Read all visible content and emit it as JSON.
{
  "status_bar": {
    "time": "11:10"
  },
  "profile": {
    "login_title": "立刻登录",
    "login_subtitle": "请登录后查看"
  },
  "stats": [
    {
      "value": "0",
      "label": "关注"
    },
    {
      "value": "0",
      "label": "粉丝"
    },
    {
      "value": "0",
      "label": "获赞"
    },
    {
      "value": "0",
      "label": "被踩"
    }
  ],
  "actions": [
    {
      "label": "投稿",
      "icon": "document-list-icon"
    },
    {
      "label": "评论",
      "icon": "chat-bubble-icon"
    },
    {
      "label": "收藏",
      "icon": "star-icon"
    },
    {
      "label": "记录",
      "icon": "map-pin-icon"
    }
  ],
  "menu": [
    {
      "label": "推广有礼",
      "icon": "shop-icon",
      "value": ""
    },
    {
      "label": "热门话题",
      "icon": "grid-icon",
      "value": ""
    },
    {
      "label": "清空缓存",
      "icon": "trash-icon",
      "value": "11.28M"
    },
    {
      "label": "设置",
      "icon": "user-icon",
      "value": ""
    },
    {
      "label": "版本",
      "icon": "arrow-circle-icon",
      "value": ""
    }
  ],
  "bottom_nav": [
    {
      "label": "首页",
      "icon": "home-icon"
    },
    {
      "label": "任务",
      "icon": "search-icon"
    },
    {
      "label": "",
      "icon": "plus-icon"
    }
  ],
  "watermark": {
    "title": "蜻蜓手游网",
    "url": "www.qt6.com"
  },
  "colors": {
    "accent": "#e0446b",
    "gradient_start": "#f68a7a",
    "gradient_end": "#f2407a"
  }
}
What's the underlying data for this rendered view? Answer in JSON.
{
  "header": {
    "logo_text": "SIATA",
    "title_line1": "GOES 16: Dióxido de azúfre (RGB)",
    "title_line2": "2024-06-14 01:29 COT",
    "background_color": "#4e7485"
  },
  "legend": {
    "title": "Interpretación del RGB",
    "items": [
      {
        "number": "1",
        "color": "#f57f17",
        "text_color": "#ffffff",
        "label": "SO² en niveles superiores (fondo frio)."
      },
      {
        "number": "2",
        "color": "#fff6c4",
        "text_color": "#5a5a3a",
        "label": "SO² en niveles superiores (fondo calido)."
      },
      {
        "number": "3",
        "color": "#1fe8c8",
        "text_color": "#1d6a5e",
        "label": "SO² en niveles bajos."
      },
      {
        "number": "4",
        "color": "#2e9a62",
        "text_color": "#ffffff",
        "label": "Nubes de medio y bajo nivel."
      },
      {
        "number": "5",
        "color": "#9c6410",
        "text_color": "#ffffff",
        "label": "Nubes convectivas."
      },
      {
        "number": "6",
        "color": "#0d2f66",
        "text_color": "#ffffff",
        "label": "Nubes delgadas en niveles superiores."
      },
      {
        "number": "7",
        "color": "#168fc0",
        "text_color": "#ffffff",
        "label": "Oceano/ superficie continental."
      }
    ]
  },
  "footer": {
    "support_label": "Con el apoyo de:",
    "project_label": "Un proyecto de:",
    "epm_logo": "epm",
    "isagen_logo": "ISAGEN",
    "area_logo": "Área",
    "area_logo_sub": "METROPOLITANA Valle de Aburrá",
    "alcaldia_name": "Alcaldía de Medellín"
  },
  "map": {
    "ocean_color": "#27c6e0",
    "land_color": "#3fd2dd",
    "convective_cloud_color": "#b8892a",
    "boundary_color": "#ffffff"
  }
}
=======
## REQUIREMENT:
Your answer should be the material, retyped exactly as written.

## ANSWER TO THIS EXERCISE:
Read all visible content and emit it as JSON.
{
  "status_bar": {
    "time": "11:10"
  },
  "profile": {
    "login_title": "立刻登录",
    "login_subtitle": "请登录后查看"
  },
  "stats": [
    {
      "value": "0",
      "label": "关注"
    },
    {
      "value": "0",
      "label": "粉丝"
    },
    {
      "value": "0",
      "label": "获赞"
    },
    {
      "value": "0",
      "label": "被踩"
    }
  ],
  "actions": [
    {
      "label": "投稿",
      "icon": "document-list-icon"
    },
    {
      "label": "评论",
      "icon": "chat-bubble-icon"
    },
    {
      "label": "收藏",
      "icon": "star-icon"
    },
    {
      "label": "记录",
      "icon": "map-pin-icon"
    }
  ],
  "menu": [
    {
      "label": "推广有礼",
      "icon": "shop-icon",
      "value": ""
    },
    {
      "label": "热门话题",
      "icon": "grid-icon",
      "value": ""
    },
    {
      "label": "清空缓存",
      "icon": "trash-icon",
      "value": "11.28M"
    },
    {
      "label": "设置",
      "icon": "user-icon",
      "value": ""
    },
    {
      "label": "版本",
      "icon": "arrow-circle-icon",
      "value": ""
    }
  ],
  "bottom_nav": [
    {
      "label": "首页",
      "icon": "home-icon"
    },
    {
      "label": "任务",
      "icon": "search-icon"
    },
    {
      "label": "",
      "icon": "plus-icon"
    }
  ],
  "watermark": {
    "title": "蜻蜓手游网",
    "url": "www.qt6.com"
  },
  "colors": {
    "accent": "#e0446b",
    "gradient_start": "#f68a7a",
    "gradient_end": "#f2407a"
  }
}
What's the underlying data for this rendered view? Answer in JSON.
{
  "header": {
    "logo_text": "SIATA",
    "title_line1": "GOES 16: Dióxido de azúfre (RGB)",
    "title_line2": "2024-06-14 01:29 COT",
    "background_color": "#4e7485"
  },
  "legend": {
    "title": "Interpretación del RGB",
    "items": [
      {
        "number": "1",
        "color": "#f57f17",
        "text_color": "#ffffff",
        "label": "SO² en niveles superiores (fondo frio)."
      },
      {
        "number": "2",
        "color": "#fff6c4",
        "text_color": "#5a5a3a",
        "label": "SO² en niveles superiores (fondo calido)."
      },
      {
        "number": "3",
        "color": "#1fe8c8",
        "text_color": "#1d6a5e",
        "label": "SO² en niveles bajos."
      },
      {
        "number": "4",
        "color": "#2e9a62",
        "text_color": "#ffffff",
        "label": "Nubes de medio y bajo nivel."
      },
      {
        "number": "5",
        "color": "#9c6410",
        "text_color": "#ffffff",
        "label": "Nubes convectivas."
      },
      {
        "number": "6",
        "color": "#0d2f66",
        "text_color": "#ffffff",
        "label": "Nubes delgadas en niveles superiores."
      },
      {
        "number": "7",
        "color": "#168fc0",
        "text_color": "#ffffff",
        "label": "Oceano/ superficie continental."
      }
    ]
  },
  "footer": {
    "support_label": "Con el apoyo de:",
    "project_label": "Un proyecto de:",
    "epm_logo": "epm",
    "isagen_logo": "ISAGEN",
    "area_logo": "Área",
    "area_logo_sub": "METROPOLITANA Valle de Aburrá",
    "alcaldia_name": "Alcaldía de Medellín"
  },
  "map": {
    "ocean_color": "#27c6e0",
    "land_color": "#3fd2dd",
    "convective_cloud_color": "#b8892a",
    "boundary_color": "#ffffff"
  }
}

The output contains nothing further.